Now, one may object to the use of the phrase in the Pledge. If so, the proper thing to do is to seek to amend it. However, this is not what Mr. Newdow tried to do, rather he is attempting to impose his views of the constitution and his religion on the people of the United States. Moreover, there is nothing in the Constitution which supports this view. Rather it is a series of Supreme Court decisions that have gone seriously off-kilter from the words and intent of the framers (not to mention the national charter).

And I understand those of you who are devoutly religious or non-religious who object to this phrase in the pledge. I almost agree with you, for the reasons stated in James Madion's Memorial and Remonstrance:
. . . for it is known that this Religion both existed and flourished, not only without the support of human laws, but in spite of every opposition from them, and not only during the period of miraculous aid, but long after it had been left to its own evidence and the ordinary care of Providence. Nay, it is a contradiction in terms; for a Religion not invented by human policy, must have pre-existed and been supported, before it was established by human policy. It is moreover to weaken in those who profess this Religion a pious confidence in its innate excellence and the patronage of its Author; and to foster in those who still reject it, a suspicion that its friends are too conscious of its fallacies to trust it to its own merits.
Based on this essay by Arthur Schlesinger Jr., it appears that President Theodore Roosevelt had similar doubts:
T. R. expressed his "very firm conviction that to put such a motto on coins . . . not only does no good but does positive harm." His objection to "In God We Trust" was not constitutional; it was aesthetic. He felt that the motto cheapened and trivialized the trust in God it was intended to promote. "In all my life I have never heard any human being speak reverently of this motto on the coins or show any sign of its having appealed to any high emotion in him," he wrote. Indeed, he added, "the existence of this motto on the coins was a constant source of jest and ridicule." (my emphasis added)
Okay, I know I've gone on too long (I've got to to my share of 'blithering' to keep my title -- the idiocy comes effortlessly), but I did want to thank Jason Steffens for his link to the essay in the NYTime this past weekend on the 'wall of separation' phrase. When reading this last night, I recalled that Roger Williams was the souce of the metaphor and made a note on Steffans blog to that effect. I went looking through my books and didn't find the reference I recollect, but did come across this quote that rings true in my memory, but I don't have a source:
When they have opened a gap in the hedge or wall of separation between the garden of the Church and the wilderness of the world, God hath ever broke down the wall itself, removed the candlestick, and made his garden a wilderness, as at this day. And that therefore if He will e'er please to restore His garden and paradise again, it must of necessity be walled in peculiarly unto Himself from the world...
Since I don't have the source of that, consider it dubious for now, until I can back it up (or if someone else has it). In addition, consider Rich Hailey's comments and quotes on the Jeffersonian correspondence.

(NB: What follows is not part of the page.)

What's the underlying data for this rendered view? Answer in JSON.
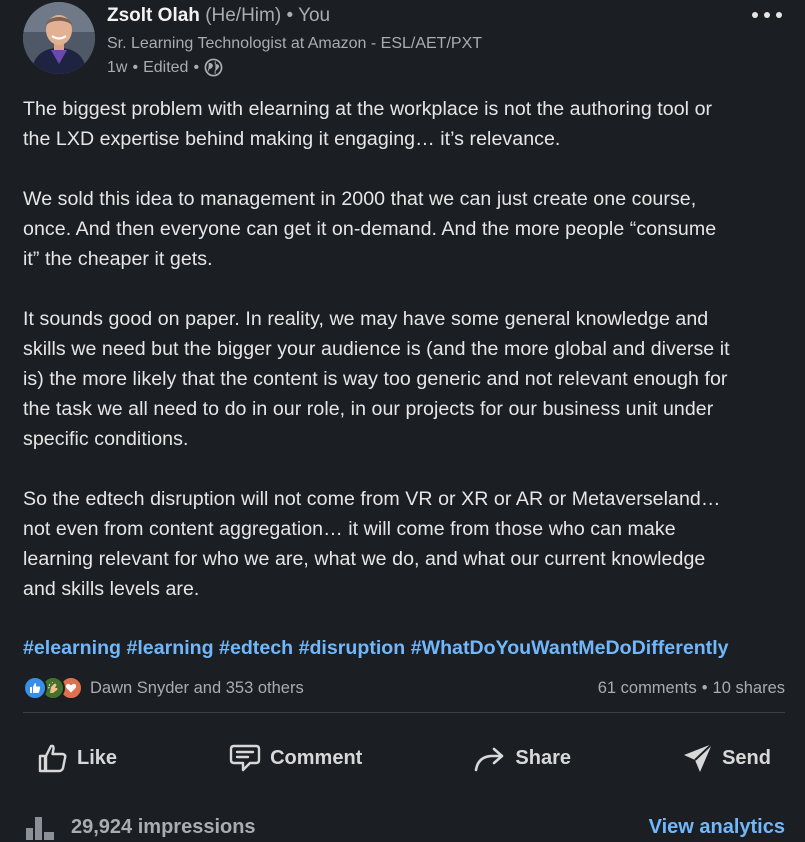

See also, this Rehnquist dissent for a critique of the the Court's use of the "wall" metaphor. From Wallace v. Jaffree, 472 U.S. 38 (1985).

Last, here's a piece on how the phrase got into the pledge.
endnote (for a blog, of all places):
*Justice Rehnquist accurately notes in his Thomas v. Review Board dissent: "First, the growth of social welfare legislation during the latter part of the 20th century has greatly magnified the potential for conflict between the two Clauses, since such legislation touches the individual at so many points in his life."

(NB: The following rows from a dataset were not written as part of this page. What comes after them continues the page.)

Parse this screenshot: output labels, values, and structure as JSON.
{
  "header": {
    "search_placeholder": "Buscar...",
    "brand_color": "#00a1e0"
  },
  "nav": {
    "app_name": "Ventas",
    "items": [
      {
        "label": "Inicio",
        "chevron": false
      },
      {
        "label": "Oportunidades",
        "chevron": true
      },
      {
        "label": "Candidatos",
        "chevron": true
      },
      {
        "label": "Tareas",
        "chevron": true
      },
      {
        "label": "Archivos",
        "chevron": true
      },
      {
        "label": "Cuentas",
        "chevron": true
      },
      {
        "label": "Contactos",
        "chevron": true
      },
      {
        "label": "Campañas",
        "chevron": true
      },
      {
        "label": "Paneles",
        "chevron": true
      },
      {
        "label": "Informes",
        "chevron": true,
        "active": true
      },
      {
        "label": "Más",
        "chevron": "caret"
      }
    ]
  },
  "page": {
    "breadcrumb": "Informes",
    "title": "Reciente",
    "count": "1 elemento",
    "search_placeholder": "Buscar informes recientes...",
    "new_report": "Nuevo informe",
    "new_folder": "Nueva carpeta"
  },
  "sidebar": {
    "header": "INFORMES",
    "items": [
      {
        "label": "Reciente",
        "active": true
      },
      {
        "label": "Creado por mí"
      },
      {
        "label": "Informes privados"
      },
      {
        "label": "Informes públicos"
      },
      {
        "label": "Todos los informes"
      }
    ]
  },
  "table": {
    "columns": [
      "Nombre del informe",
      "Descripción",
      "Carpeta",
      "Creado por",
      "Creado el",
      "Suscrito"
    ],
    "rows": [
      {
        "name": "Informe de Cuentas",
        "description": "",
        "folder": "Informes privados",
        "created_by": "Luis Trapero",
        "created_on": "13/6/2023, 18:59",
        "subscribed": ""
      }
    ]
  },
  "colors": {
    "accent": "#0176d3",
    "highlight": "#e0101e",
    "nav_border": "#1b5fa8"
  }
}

Sunday, July 07, 2002

Cover Watch. Newsweek sleeps. Time disses meat. US News doesn't even publish (it did a double issue on American Music last week). Let's give thanks for a slow news week.

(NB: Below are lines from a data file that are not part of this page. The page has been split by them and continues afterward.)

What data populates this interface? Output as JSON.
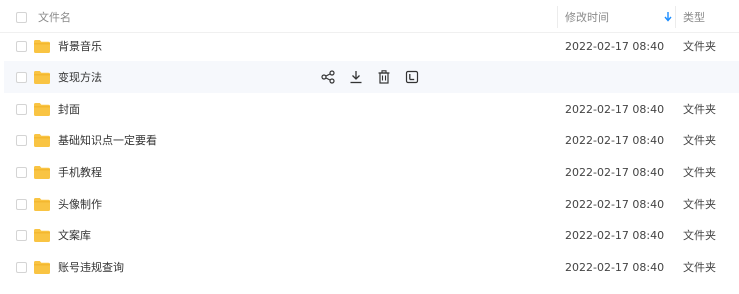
{
  "header": {
    "name_label": "文件名",
    "time_label": "修改时间",
    "type_label": "类型"
  },
  "rows": [
    {
      "name": "背景音乐",
      "time": "2022-02-17 08:40",
      "type": "文件夹"
    },
    {
      "name": "变现方法",
      "time": "",
      "type": ""
    },
    {
      "name": "封面",
      "time": "2022-02-17 08:40",
      "type": "文件夹"
    },
    {
      "name": "基础知识点一定要看",
      "time": "2022-02-17 08:40",
      "type": "文件夹"
    },
    {
      "name": "手机教程",
      "time": "2022-02-17 08:40",
      "type": "文件夹"
    },
    {
      "name": "头像制作",
      "time": "2022-02-17 08:40",
      "type": "文件夹"
    },
    {
      "name": "文案库",
      "time": "2022-02-17 08:40",
      "type": "文件夹"
    },
    {
      "name": "账号违规查询",
      "time": "2022-02-17 08:40",
      "type": "文件夹"
    }
  ],
  "hover_actions": [
    "share-icon",
    "download-icon",
    "delete-icon",
    "more-icon"
  ],
  "colors": {
    "folder": "#f9c443",
    "folder_dark": "#f2b52c",
    "sort_arrow": "#1a8cff",
    "icon": "#333333",
    "hover_bg": "#f6f8fc"
  }
}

Update. Sasha Volokh reading the world news in Latin out of Finland also finds it was a slow news week.